He said that baseball became important to him when he was 8-years-old.

According to coach Simpson, his son's first sport of choice was soccer when Tanner was six or seven.

Tanner eventually gravitated to baseball and began with tee-ball.

Coach Simpson noted that Tanner's passion for baseball took off when he was named an all-star in the youth pitching machine league.

The coach added that pursuing baseball was always left up to Tanner.

Coaching duties at times gets in the way of enjoying the moment.

“I wish I could sit back and watch,” the elder Simpson said. “It's hard as a coach to watch what he is doing because you're so involved in everything else.”

Tanner noted that playing baseball on a team that his father coaches can be tough at times.

“He's a little bit harder on you than anybody else,” Tanner said. “Overall, it's another great experience.”

The coach acknowledged that he knows that Tanner doesn't always gets to hear how well that he's doing from him.

The elder Simpson is looking forward to summer baseball when he can just be a spectator.

“That's going to be a joy for me,” coach Simpson said.

The elder Simpson noted that Tanner wants to play baseball at the college level.

During the state playoffs, Tanner has pitched in relief of Cole Langley, who leads the team in innings pitched this season.

In games against Pungo Christian Academy in the quarterfinal round and Greenfield School in the semifinal in Wilson, Tanner closed out the games for the Colts.

Tanner has pitched 15 2/3 innings with 33 strikeouts this season.

His earned run average (ERA) is an impressive 0.45.

He has embraced the responsibility of pitching.

“Pressure makes diamonds,” Tanner said. “My favorite thing to do is pitch in pressure.
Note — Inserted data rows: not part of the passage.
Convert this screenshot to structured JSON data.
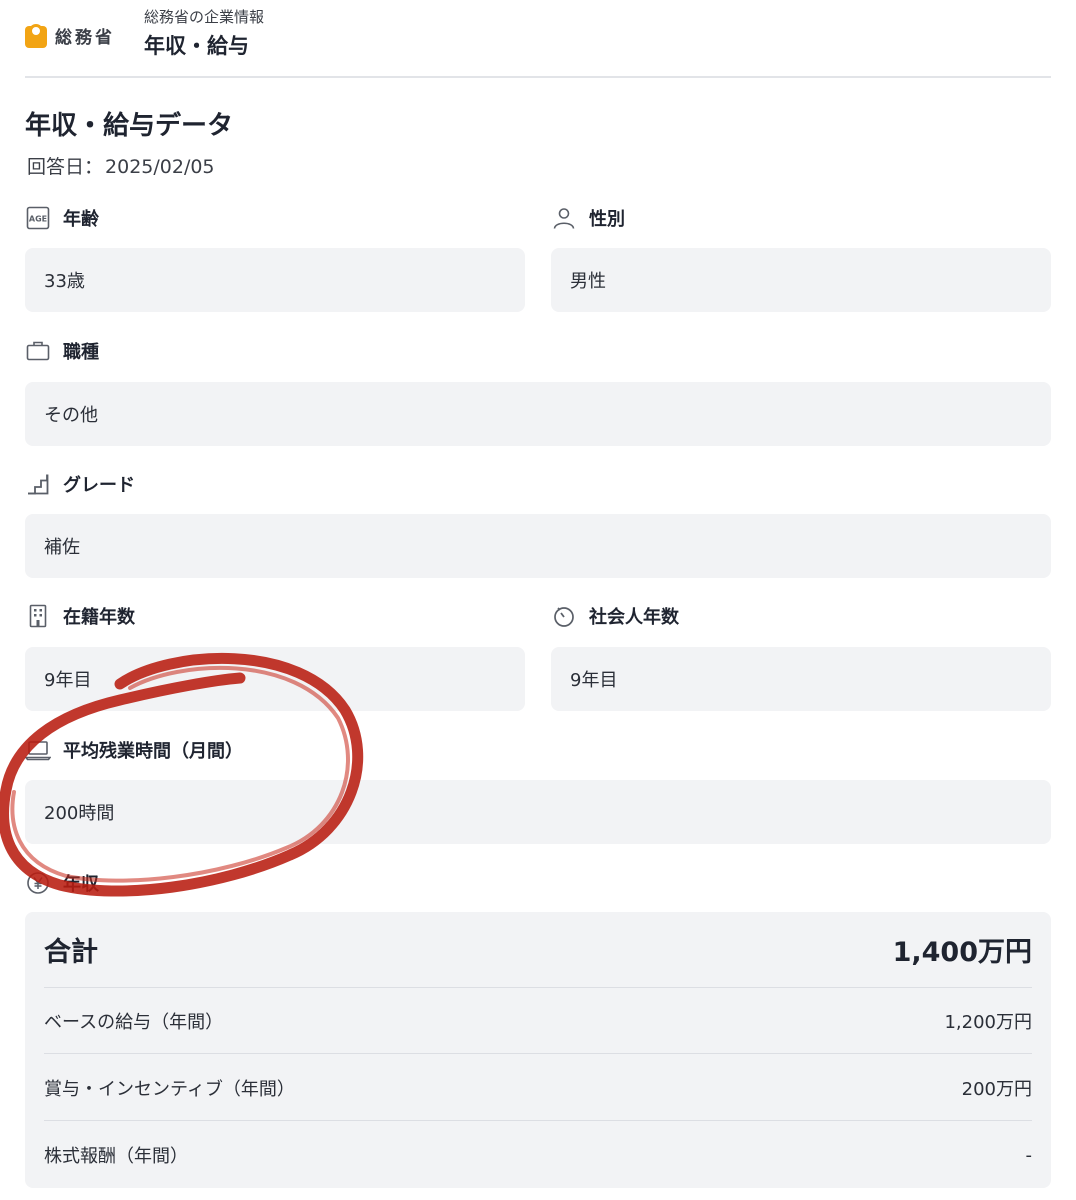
{
  "header": {
    "logo_text": "総務省",
    "company_subtitle": "総務省の企業情報",
    "page_name": "年収・給与"
  },
  "section": {
    "title": "年収・給与データ",
    "answer_date_label": "回答日：",
    "answer_date": "2025/02/05"
  },
  "fields": {
    "age": {
      "label": "年齢",
      "value": "33歳",
      "icon": "age-icon"
    },
    "gender": {
      "label": "性別",
      "value": "男性",
      "icon": "person-icon"
    },
    "job_type": {
      "label": "職種",
      "value": "その他",
      "icon": "briefcase-icon"
    },
    "grade": {
      "label": "グレード",
      "value": "補佐",
      "icon": "stairs-icon"
    },
    "tenure": {
      "label": "在籍年数",
      "value": "9年目",
      "icon": "building-icon"
    },
    "career_years": {
      "label": "社会人年数",
      "value": "9年目",
      "icon": "timer-icon"
    },
    "overtime": {
      "label": "平均残業時間（月間）",
      "value": "200時間",
      "icon": "laptop-icon"
    },
    "annual_income": {
      "label": "年収",
      "icon": "yen-icon"
    }
  },
  "income": {
    "total_label": "合計",
    "total_value": "1,400万円",
    "rows": [
      {
        "label": "ベースの給与（年間）",
        "value": "1,200万円"
      },
      {
        "label": "賞与・インセンティブ（年間）",
        "value": "200万円"
      },
      {
        "label": "株式報酬（年間）",
        "value": "-"
      }
    ]
  },
  "colors": {
    "brand_orange": "#f2a414",
    "field_bg": "#f2f3f5",
    "annotation_red": "#b81c10"
  }
}
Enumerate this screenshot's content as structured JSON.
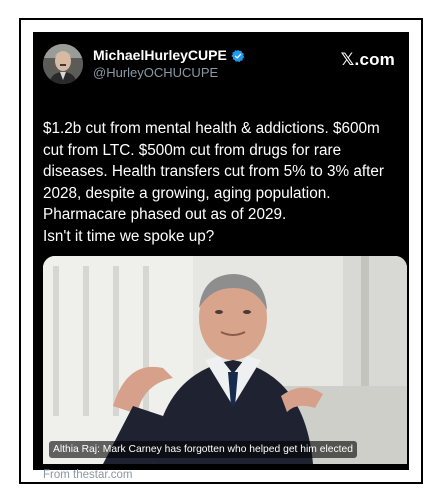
{
  "author": {
    "display_name": "MichaelHurleyCUPE",
    "handle": "@HurleyOCHUCUPE",
    "verified_icon": "verified-badge-icon",
    "verified_color": "#1d9bf0"
  },
  "brand": {
    "label": "𝕏.com"
  },
  "post": {
    "lines": [
      "$1.2b cut from mental health & addictions. $600m cut from LTC. $500m cut from drugs for rare diseases. Health transfers cut from 5% to 3% after 2028, despite a growing, aging population. Pharmacare phased out as of 2029.",
      "Isn't it time we spoke up?"
    ]
  },
  "media": {
    "caption": "Althia Raj: Mark Carney has forgotten who helped get him elected",
    "source": "From thestar.com"
  }
}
It's your job. No one else can do it for you.”

His role as a reliever fits what is needed with Langley and Logan Dunn being starting pitchers for the Colts.

“We pretty much know that we can shut the door,” coach Simpson said of Tanner as a relief pitcher. “That's a big plus.”

Tanner believes that the Colts can play in close games against Kerr-Vance this weekend.

“I believe in our boys,” Tanner said. “We can pull it off.”